[Saved entries]
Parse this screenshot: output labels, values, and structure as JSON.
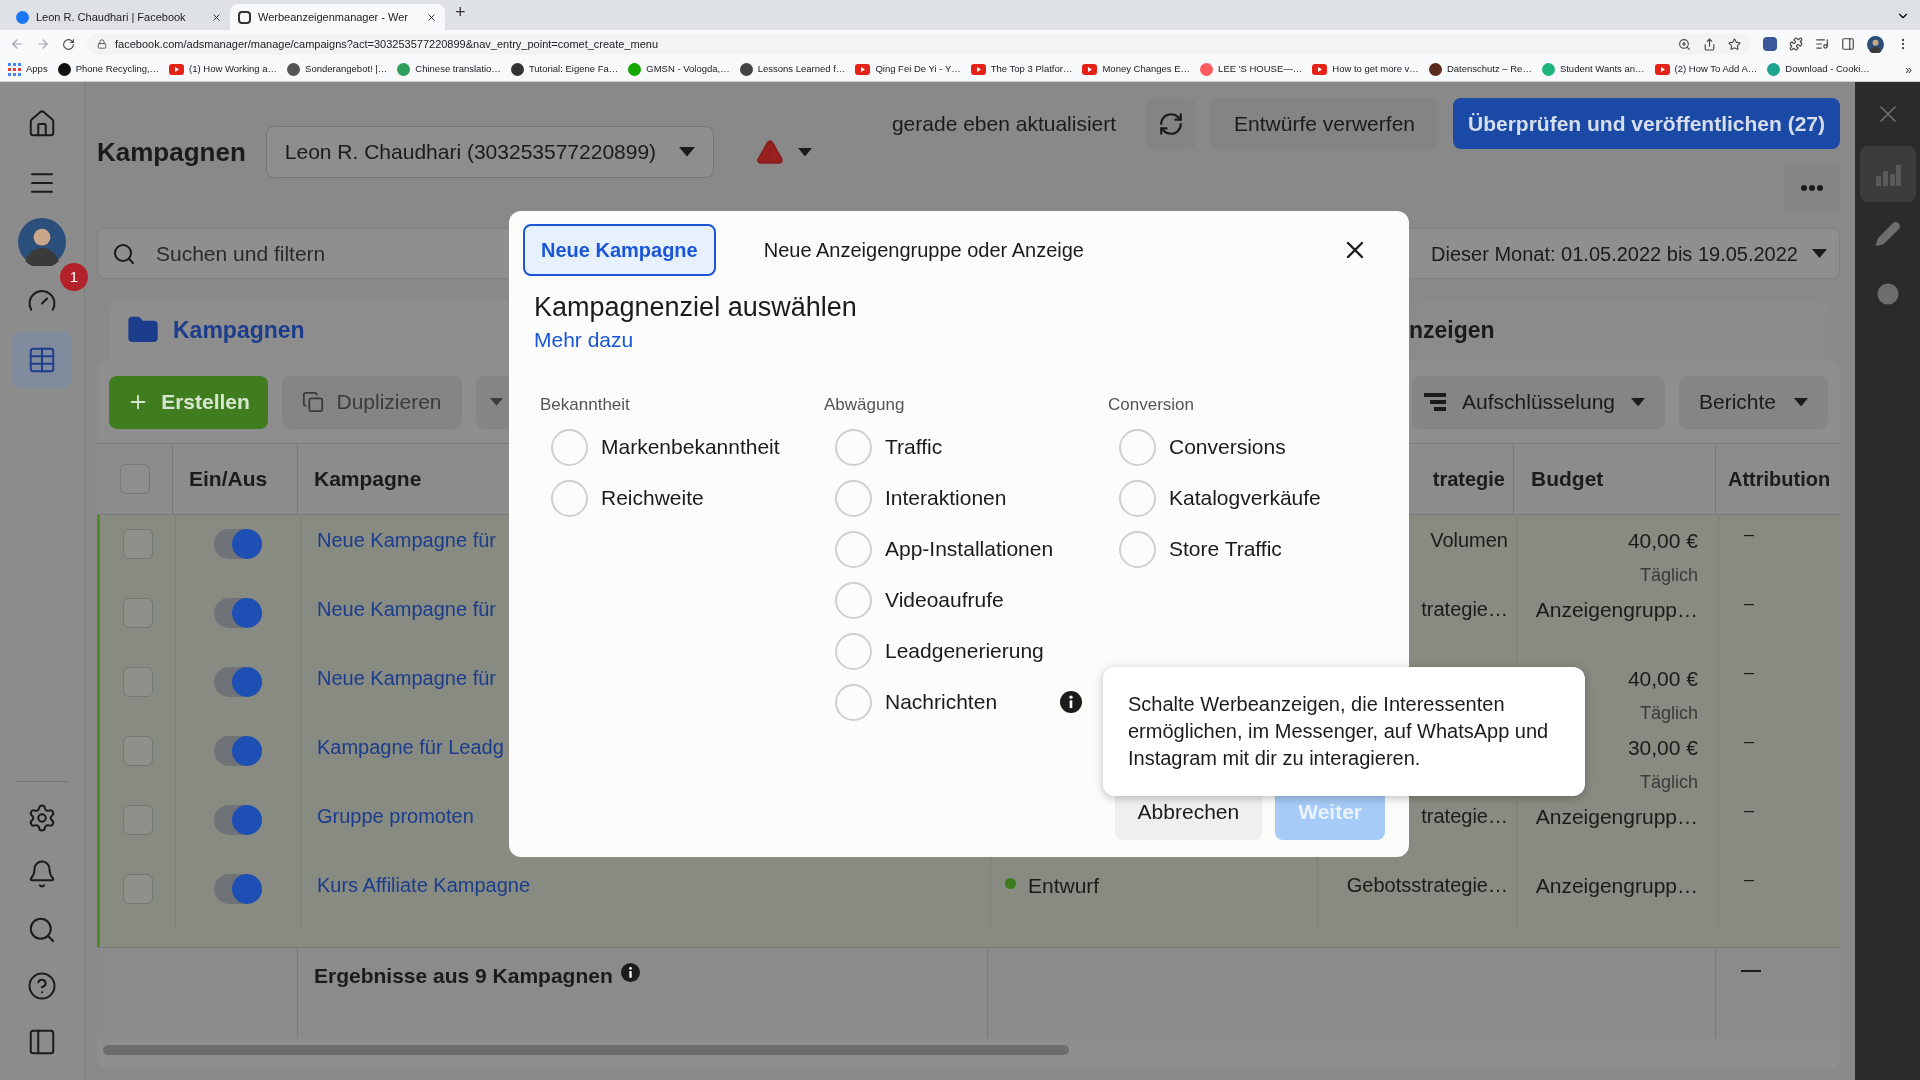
{
  "browser": {
    "tabs": [
      {
        "title": "Leon R. Chaudhari | Facebook",
        "selected": false
      },
      {
        "title": "Werbeanzeigenmanager - Wer",
        "selected": true
      }
    ],
    "new_tab": "+",
    "url": "facebook.com/adsmanager/manage/campaigns?act=303253577220899&nav_entry_point=comet_create_menu",
    "bookmarks": [
      {
        "label": "Apps",
        "kind": "apps",
        "color": "#4285f4"
      },
      {
        "label": "Phone Recycling,…",
        "kind": "site",
        "color": "#111111"
      },
      {
        "label": "(1) How Working a…",
        "kind": "video",
        "color": "#e62117"
      },
      {
        "label": "Sonderangebot! |…",
        "kind": "site",
        "color": "#555555"
      },
      {
        "label": "Chinese translatio…",
        "kind": "site",
        "color": "#2f9e5b"
      },
      {
        "label": "Tutorial: Eigene Fa…",
        "kind": "site",
        "color": "#333333"
      },
      {
        "label": "GMSN - Vologda,…",
        "kind": "site",
        "color": "#14a800"
      },
      {
        "label": "Lessons Learned f…",
        "kind": "site",
        "color": "#444444"
      },
      {
        "label": "Qing Fei De Yi - Y…",
        "kind": "video",
        "color": "#e62117"
      },
      {
        "label": "The Top 3 Platfor…",
        "kind": "video",
        "color": "#e62117"
      },
      {
        "label": "Money Changes E…",
        "kind": "video",
        "color": "#e62117"
      },
      {
        "label": "LEE 'S HOUSE—…",
        "kind": "site",
        "color": "#ff5a5f"
      },
      {
        "label": "How to get more v…",
        "kind": "video",
        "color": "#e62117"
      },
      {
        "label": "Datenschutz – Re…",
        "kind": "site",
        "color": "#5a2a1a"
      },
      {
        "label": "Student Wants an…",
        "kind": "site",
        "color": "#1fb57a"
      },
      {
        "label": "(2) How To Add A…",
        "kind": "video",
        "color": "#e62117"
      },
      {
        "label": "Download - Cooki…",
        "kind": "site",
        "color": "#1fa58f"
      }
    ],
    "more_bookmarks": "»"
  },
  "sidebar": {
    "items": [
      {
        "kind": "home",
        "selected": false
      },
      {
        "kind": "menu",
        "selected": false
      },
      {
        "kind": "avatar",
        "selected": false
      },
      {
        "kind": "gauge",
        "selected": false,
        "badge": "1"
      },
      {
        "kind": "table",
        "selected": true
      }
    ],
    "bottom_items": [
      {
        "kind": "settings",
        "selected": false
      },
      {
        "kind": "bell",
        "selected": false
      },
      {
        "kind": "search",
        "selected": false
      },
      {
        "kind": "help",
        "selected": false
      },
      {
        "kind": "panel",
        "selected": false
      }
    ]
  },
  "header": {
    "title": "Kampagnen",
    "account": "Leon R. Chaudhari (303253577220899)",
    "status": "gerade eben aktualisiert",
    "discard": "Entwürfe verwerfen",
    "publish": "Überprüfen und veröffentlichen (27)"
  },
  "search": {
    "placeholder": "Suchen und filtern",
    "date_range": "Dieser Monat: 01.05.2022 bis 19.05.2022"
  },
  "level_tabs": [
    {
      "label": "Kampagnen",
      "selected": true
    },
    {
      "label": "nzeigen",
      "selected": false
    }
  ],
  "toolbar": {
    "create": "Erstellen",
    "duplicate": "Duplizieren",
    "breakdown": "Aufschlüsselung",
    "reports": "Berichte"
  },
  "table": {
    "select_all_checked": false,
    "columns": [
      "Ein/Aus",
      "Kampagne",
      "trategie",
      "Budget",
      "Attribution"
    ],
    "rows": [
      {
        "checked": false,
        "on": true,
        "name": "Neue Kampagne für",
        "strategy": "Volumen",
        "budget": "40,00 €",
        "budget_note": "Täglich",
        "attribution": "–"
      },
      {
        "checked": false,
        "on": true,
        "name": "Neue Kampagne für",
        "strategy": "trategie…",
        "budget": "Anzeigengrupp…",
        "attribution": "–"
      },
      {
        "checked": false,
        "on": true,
        "name": "Neue Kampagne für",
        "budget": "40,00 €",
        "budget_note": "Täglich",
        "attribution": "–"
      },
      {
        "checked": false,
        "on": true,
        "name": "Kampagne für Leadg",
        "budget": "30,00 €",
        "budget_note": "Täglich",
        "attribution": "–"
      },
      {
        "checked": false,
        "on": true,
        "name": "Gruppe promoten",
        "strategy": "trategie…",
        "budget": "Anzeigengrupp…",
        "attribution": "–"
      },
      {
        "checked": false,
        "on": true,
        "name": "Kurs Affiliate Kampagne",
        "status": "Entwurf",
        "color": "#3d7a1c",
        "strategy": "Gebotsstrategie…",
        "budget": "Anzeigengrupp…",
        "attribution": "–"
      }
    ],
    "footer": {
      "label": "Ergebnisse aus 9 Kampagnen",
      "attribution": "—"
    }
  },
  "right_rail": {
    "items": [
      {
        "kind": "close",
        "selected": false
      },
      {
        "kind": "chart",
        "selected": true
      },
      {
        "kind": "edit",
        "selected": false
      },
      {
        "kind": "history",
        "selected": false
      }
    ]
  },
  "dialog": {
    "tabs": [
      {
        "label": "Neue Kampagne",
        "selected": true
      },
      {
        "label": "Neue Anzeigengruppe oder Anzeige",
        "selected": false
      }
    ],
    "title": "Kampagnenziel auswählen",
    "link": "Mehr dazu",
    "groups": [
      {
        "heading": "Bekanntheit",
        "options": [
          {
            "label": "Markenbekanntheit",
            "selected": false
          },
          {
            "label": "Reichweite",
            "selected": false
          }
        ]
      },
      {
        "heading": "Abwägung",
        "options": [
          {
            "label": "Traffic",
            "selected": false
          },
          {
            "label": "Interaktionen",
            "selected": false
          },
          {
            "label": "App-Installationen",
            "selected": false
          },
          {
            "label": "Videoaufrufe",
            "selected": false
          },
          {
            "label": "Leadgenerierung",
            "selected": false
          },
          {
            "label": "Nachrichten",
            "selected": false,
            "tooltip": "Schalte Werbeanzeigen, die Interessenten ermöglichen, im Messenger, auf WhatsApp und Instagram mit dir zu interagieren."
          }
        ]
      },
      {
        "heading": "Conversion",
        "options": [
          {
            "label": "Conversions",
            "selected": false
          },
          {
            "label": "Katalogverkäufe",
            "selected": false
          },
          {
            "label": "Store Traffic",
            "selected": false
          }
        ]
      }
    ],
    "buttons": [
      {
        "label": "Abbrechen",
        "kind": "secondary",
        "disabled": false
      },
      {
        "label": "Weiter",
        "kind": "primary",
        "disabled": true
      }
    ]
  }
}
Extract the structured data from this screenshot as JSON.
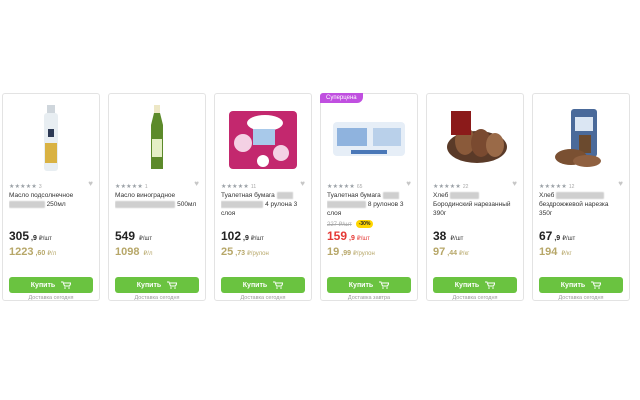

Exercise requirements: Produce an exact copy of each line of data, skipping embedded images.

Response to this task:
Parse this screenshot: output labels, values, and structure as JSON.
{
  "browser": {
    "tabs": [
      {
        "title": "Leon R. Chaudhari | Facebook",
        "selected": false
      },
      {
        "title": "Werbeanzeigenmanager - Wer",
        "selected": true
      }
    ],
    "new_tab": "+",
    "url": "facebook.com/adsmanager/manage/campaigns?act=303253577220899&nav_entry_point=comet_create_menu",
    "bookmarks": [
      {
        "label": "Apps",
        "kind": "apps",
        "color": "#4285f4"
      },
      {
        "label": "Phone Recycling,…",
        "kind": "site",
        "color": "#111111"
      },
      {
        "label": "(1) How Working a…",
        "kind": "video",
        "color": "#e62117"
      },
      {
        "label": "Sonderangebot! |…",
        "kind": "site",
        "color": "#555555"
      },
      {
        "label": "Chinese translatio…",
        "kind": "site",
        "color": "#2f9e5b"
      },
      {
        "label": "Tutorial: Eigene Fa…",
        "kind": "site",
        "color": "#333333"
      },
      {
        "label": "GMSN - Vologda,…",
        "kind": "site",
        "color": "#14a800"
      },
      {
        "label": "Lessons Learned f…",
        "kind": "site",
        "color": "#444444"
      },
      {
        "label": "Qing Fei De Yi - Y…",
        "kind": "video",
        "color": "#e62117"
      },
      {
        "label": "The Top 3 Platfor…",
        "kind": "video",
        "color": "#e62117"
      },
      {
        "label": "Money Changes E…",
        "kind": "video",
        "color": "#e62117"
      },
      {
        "label": "LEE 'S HOUSE—…",
        "kind": "site",
        "color": "#ff5a5f"
      },
      {
        "label": "How to get more v…",
        "kind": "video",
        "color": "#e62117"
      },
      {
        "label": "Datenschutz – Re…",
        "kind": "site",
        "color": "#5a2a1a"
      },
      {
        "label": "Student Wants an…",
        "kind": "site",
        "color": "#1fb57a"
      },
      {
        "label": "(2) How To Add A…",
        "kind": "video",
        "color": "#e62117"
      },
      {
        "label": "Download - Cooki…",
        "kind": "site",
        "color": "#1fa58f"
      }
    ],
    "more_bookmarks": "»"
  },
  "sidebar": {
    "items": [
      {
        "kind": "home",
        "selected": false
      },
      {
        "kind": "menu",
        "selected": false
      },
      {
        "kind": "avatar",
        "selected": false
      },
      {
        "kind": "gauge",
        "selected": false,
        "badge": "1"
      },
      {
        "kind": "table",
        "selected": true
      }
    ],
    "bottom_items": [
      {
        "kind": "settings",
        "selected": false
      },
      {
        "kind": "bell",
        "selected": false
      },
      {
        "kind": "search",
        "selected": false
      },
      {
        "kind": "help",
        "selected": false
      },
      {
        "kind": "panel",
        "selected": false
      }
    ]
  },
  "header": {
    "title": "Kampagnen",
    "account": "Leon R. Chaudhari (303253577220899)",
    "status": "gerade eben aktualisiert",
    "discard": "Entwürfe verwerfen",
    "publish": "Überprüfen und veröffentlichen (27)"
  },
  "search": {
    "placeholder": "Suchen und filtern",
    "date_range": "Dieser Monat: 01.05.2022 bis 19.05.2022"
  },
  "level_tabs": [
    {
      "label": "Kampagnen",
      "selected": true
    },
    {
      "label": "nzeigen",
      "selected": false
    }
  ],
  "toolbar": {
    "create": "Erstellen",
    "duplicate": "Duplizieren",
    "breakdown": "Aufschlüsselung",
    "reports": "Berichte"
  },
  "table": {
    "select_all_checked": false,
    "columns": [
      "Ein/Aus",
      "Kampagne",
      "trategie",
      "Budget",
      "Attribution"
    ],
    "rows": [
      {
        "checked": false,
        "on": true,
        "name": "Neue Kampagne für",
        "strategy": "Volumen",
        "budget": "40,00 €",
        "budget_note": "Täglich",
        "attribution": "–"
      },
      {
        "checked": false,
        "on": true,
        "name": "Neue Kampagne für",
        "strategy": "trategie…",
        "budget": "Anzeigengrupp…",
        "attribution": "–"
      },
      {
        "checked": false,
        "on": true,
        "name": "Neue Kampagne für",
        "budget": "40,00 €",
        "budget_note": "Täglich",
        "attribution": "–"
      },
      {
        "checked": false,
        "on": true,
        "name": "Kampagne für Leadg",
        "budget": "30,00 €",
        "budget_note": "Täglich",
        "attribution": "–"
      },
      {
        "checked": false,
        "on": true,
        "name": "Gruppe promoten",
        "strategy": "trategie…",
        "budget": "Anzeigengrupp…",
        "attribution": "–"
      },
      {
        "checked": false,
        "on": true,
        "name": "Kurs Affiliate Kampagne",
        "status": "Entwurf",
        "color": "#3d7a1c",
        "strategy": "Gebotsstrategie…",
        "budget": "Anzeigengrupp…",
        "attribution": "–"
      }
    ],
    "footer": {
      "label": "Ergebnisse aus 9 Kampagnen",
      "attribution": "—"
    }
  },
  "right_rail": {
    "items": [
      {
        "kind": "close",
        "selected": false
      },
      {
        "kind": "chart",
        "selected": true
      },
      {
        "kind": "edit",
        "selected": false
      },
      {
        "kind": "history",
        "selected": false
      }
    ]
  },
  "dialog": {
    "tabs": [
      {
        "label": "Neue Kampagne",
        "selected": true
      },
      {
        "label": "Neue Anzeigengruppe oder Anzeige",
        "selected": false
      }
    ],
    "title": "Kampagnenziel auswählen",
    "link": "Mehr dazu",
    "groups": [
      {
        "heading": "Bekanntheit",
        "options": [
          {
            "label": "Markenbekanntheit",
            "selected": false
          },
          {
            "label": "Reichweite",
            "selected": false
          }
        ]
      },
      {
        "heading": "Abwägung",
        "options": [
          {
            "label": "Traffic",
            "selected": false
          },
          {
            "label": "Interaktionen",
            "selected": false
          },
          {
            "label": "App-Installationen",
            "selected": false
          },
          {
            "label": "Videoaufrufe",
            "selected": false
          },
          {
            "label": "Leadgenerierung",
            "selected": false
          },
          {
            "label": "Nachrichten",
            "selected": false,
            "tooltip": "Schalte Werbeanzeigen, die Interessenten ermöglichen, im Messenger, auf WhatsApp und Instagram mit dir zu interagieren."
          }
        ]
      },
      {
        "heading": "Conversion",
        "options": [
          {
            "label": "Conversions",
            "selected": false
          },
          {
            "label": "Katalogverkäufe",
            "selected": false
          },
          {
            "label": "Store Traffic",
            "selected": false
          }
        ]
      }
    ],
    "buttons": [
      {
        "label": "Abbrechen",
        "kind": "secondary",
        "disabled": false
      },
      {
        "label": "Weiter",
        "kind": "primary",
        "disabled": true
      }
    ]
  }
}
Extract the structured data from this screenshot as JSON.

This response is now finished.